§ **YOUR ASSIGNMENT**: Read the records and write them out again exactly.

§ **SUPPLIED DATA**:
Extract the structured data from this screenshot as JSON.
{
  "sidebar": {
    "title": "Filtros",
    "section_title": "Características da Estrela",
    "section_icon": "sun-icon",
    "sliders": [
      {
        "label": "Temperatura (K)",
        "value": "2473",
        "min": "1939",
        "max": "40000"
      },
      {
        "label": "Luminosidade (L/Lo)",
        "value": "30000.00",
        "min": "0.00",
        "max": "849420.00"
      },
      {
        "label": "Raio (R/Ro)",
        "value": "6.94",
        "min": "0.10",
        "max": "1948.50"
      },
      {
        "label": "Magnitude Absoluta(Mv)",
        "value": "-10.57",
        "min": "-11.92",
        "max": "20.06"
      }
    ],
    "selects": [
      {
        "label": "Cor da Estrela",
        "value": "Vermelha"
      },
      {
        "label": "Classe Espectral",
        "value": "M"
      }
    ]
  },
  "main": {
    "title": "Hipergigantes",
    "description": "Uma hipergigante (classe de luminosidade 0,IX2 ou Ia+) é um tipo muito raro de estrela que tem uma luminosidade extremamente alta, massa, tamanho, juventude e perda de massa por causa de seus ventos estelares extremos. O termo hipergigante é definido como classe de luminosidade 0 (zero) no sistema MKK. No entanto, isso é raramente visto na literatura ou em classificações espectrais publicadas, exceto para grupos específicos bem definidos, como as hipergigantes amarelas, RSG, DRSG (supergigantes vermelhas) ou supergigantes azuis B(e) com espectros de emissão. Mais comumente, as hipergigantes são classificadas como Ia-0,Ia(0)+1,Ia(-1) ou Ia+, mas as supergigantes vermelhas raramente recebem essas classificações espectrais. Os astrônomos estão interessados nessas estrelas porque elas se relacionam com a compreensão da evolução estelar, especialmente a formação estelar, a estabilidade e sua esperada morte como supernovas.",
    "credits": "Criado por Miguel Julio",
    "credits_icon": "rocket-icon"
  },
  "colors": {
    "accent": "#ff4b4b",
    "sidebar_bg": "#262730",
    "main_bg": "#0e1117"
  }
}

§ **YOUR RESPONSE**:
Extract the structured data from this screenshot as JSON.
{
  "sidebar": {
    "title": "Filtros",
    "section_title": "Características da Estrela",
    "section_icon": "sun-icon",
    "sliders": [
      {
        "label": "Temperatura (K)",
        "value": "2473",
        "min": "1939",
        "max": "40000"
      },
      {
        "label": "Luminosidade (L/Lo)",
        "value": "30000.00",
        "min": "0.00",
        "max": "849420.00"
      },
      {
        "label": "Raio (R/Ro)",
        "value": "6.94",
        "min": "0.10",
        "max": "1948.50"
      },
      {
        "label": "Magnitude Absoluta(Mv)",
        "value": "-10.57",
        "min": "-11.92",
        "max": "20.06"
      }
    ],
    "selects": [
      {
        "label": "Cor da Estrela",
        "value": "Vermelha"
      },
      {
        "label": "Classe Espectral",
        "value": "M"
      }
    ]
  },
  "main": {
    "title": "Hipergigantes",
    "description": "Uma hipergigante (classe de luminosidade 0,IX2 ou Ia+) é um tipo muito raro de estrela que tem uma luminosidade extremamente alta, massa, tamanho, juventude e perda de massa por causa de seus ventos estelares extremos. O termo hipergigante é definido como classe de luminosidade 0 (zero) no sistema MKK. No entanto, isso é raramente visto na literatura ou em classificações espectrais publicadas, exceto para grupos específicos bem definidos, como as hipergigantes amarelas, RSG, DRSG (supergigantes vermelhas) ou supergigantes azuis B(e) com espectros de emissão. Mais comumente, as hipergigantes são classificadas como Ia-0,Ia(0)+1,Ia(-1) ou Ia+, mas as supergigantes vermelhas raramente recebem essas classificações espectrais. Os astrônomos estão interessados nessas estrelas porque elas se relacionam com a compreensão da evolução estelar, especialmente a formação estelar, a estabilidade e sua esperada morte como supernovas.",
    "credits": "Criado por Miguel Julio",
    "credits_icon": "rocket-icon"
  },
  "colors": {
    "accent": "#ff4b4b",
    "sidebar_bg": "#262730",
    "main_bg": "#0e1117"
  }
}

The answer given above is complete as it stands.